Last week, two major headlines landed on Kentucky newspapers and their contrast couldn't have been more stark. One story announced that Kentucky's tourism industry had a fantastic year in 2016 with a $14.5 billion impact that generated more than $1.5 billion in tax revenue.
The other headline wasn't as pleasant. It involved the seizure of $1.5 million in heroin in a small Western Kentucky county. Thirty-three pounds of the illicit drug was seized in a routine truck inspection in Lyon County. The out-of-state traffickers were on a run to feed Kentucky's crave for the drug responsible for 28 percent of all overdose deaths in 2015.
Two seemingly different stories at the outset, yet they share a common point of intersection. Which is, what do people do for leisure and enjoyment, and are there any boundaries?
The pursuit of immediate gratification is in high demand. But heroin is no vacation. The long-term effects of the addictive drug on users are disastrous and the cost is too high for society to bear even as some call for decriminalization and an end to the "war on drugs."
The criminalization of hard drugs like heroin is a societal guardrail we've collectively put up and have said, "nope, too dangerous, not acceptable, not on our watch." Yet the guardrail has many holes and the safety cables broken through evidenced by the 2015 Kentucky Office of Drug Control Policy report. It tallied an all-time high 1248 drug overdose deaths in the Bluegrass and the numbers don't appear to be decreasing.
In 2015, the General Assembly allocated $24 million for drug addiction treatment. It made naloxone, an antidote for opioid overdose, more widely available to emergency first responders. In fact, it can now be purchased over the counter. This past session the legislature cracked down on traffickers of fentanyl with maximum 10-year prison sentences. And they limited opioid prescriptions to a three day supply. Yet, despite legislative action, trafficking continues, addictions increase, the death toll climbs. The beat goes on.

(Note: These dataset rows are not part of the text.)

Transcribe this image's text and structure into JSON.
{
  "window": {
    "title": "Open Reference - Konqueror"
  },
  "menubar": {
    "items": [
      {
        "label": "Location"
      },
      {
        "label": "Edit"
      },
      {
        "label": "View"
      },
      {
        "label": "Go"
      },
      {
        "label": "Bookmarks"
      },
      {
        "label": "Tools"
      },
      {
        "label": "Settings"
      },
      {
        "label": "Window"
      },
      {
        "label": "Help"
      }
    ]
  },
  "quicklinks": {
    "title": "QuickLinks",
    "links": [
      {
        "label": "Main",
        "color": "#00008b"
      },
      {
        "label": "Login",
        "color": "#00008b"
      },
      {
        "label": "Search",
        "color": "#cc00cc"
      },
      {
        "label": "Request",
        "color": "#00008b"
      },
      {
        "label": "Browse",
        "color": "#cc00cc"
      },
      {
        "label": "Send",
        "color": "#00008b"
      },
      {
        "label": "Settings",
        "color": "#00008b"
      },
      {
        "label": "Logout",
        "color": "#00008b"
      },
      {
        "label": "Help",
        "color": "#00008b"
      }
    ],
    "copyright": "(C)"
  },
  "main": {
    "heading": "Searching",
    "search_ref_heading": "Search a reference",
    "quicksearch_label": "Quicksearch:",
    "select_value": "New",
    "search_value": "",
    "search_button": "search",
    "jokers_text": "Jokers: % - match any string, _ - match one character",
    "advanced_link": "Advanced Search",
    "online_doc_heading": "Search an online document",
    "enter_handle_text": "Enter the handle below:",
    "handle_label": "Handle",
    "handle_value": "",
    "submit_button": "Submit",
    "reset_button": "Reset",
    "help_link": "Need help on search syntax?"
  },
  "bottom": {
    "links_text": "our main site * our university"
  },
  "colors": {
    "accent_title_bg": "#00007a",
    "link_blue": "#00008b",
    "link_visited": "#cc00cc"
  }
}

We've seen wave after wave of drug fads. In my home region of Western Kentucky, meth production was so bad a decade ago that farmers couldn't leave their nitrous ammonia tanks in the fields because they'd be stolen. They're just beginning to return.
After a crackdown on meth labs and restricting key ingredients, prescription pills emerged. Then the legislature cracked down on pill mills in 2012. Now we're dealing with cheap and widely available opiates. Again, another crackdown.
Controlling Kentucky's drug epidemic is like squeezing a balloon. The law may have a grip on one dangerous drug while a bulge in the form of another drug emerges elsewhere. The drug epidemic will continue to ravage lives until the air is let out of the balloon. In other words, deep heart and soul issues must be addressed and this is something the state is powerless to fix.
Missing from the discussion are churches and religious institutions that speak to our spirits and articulate a vision for the true, the beautiful and the good. Churches that draw moral boundaries that help congregants and the community at large distinguish between recreational drug use and soul-nurturing forms of recreation.
The idea of ethical limits and recreational boundaries are eschewed in an age where morality takes a back seat to hyper-autonomy but when a troubled soul goes off the rails, churches are naturally inclined to minister to immediate needs as well as past wounds that likely led to addiction in the first place. After all, central to the faith is a God who enters the pain of the broken and the Savior's scarred hands are ample evidence He understands suffering.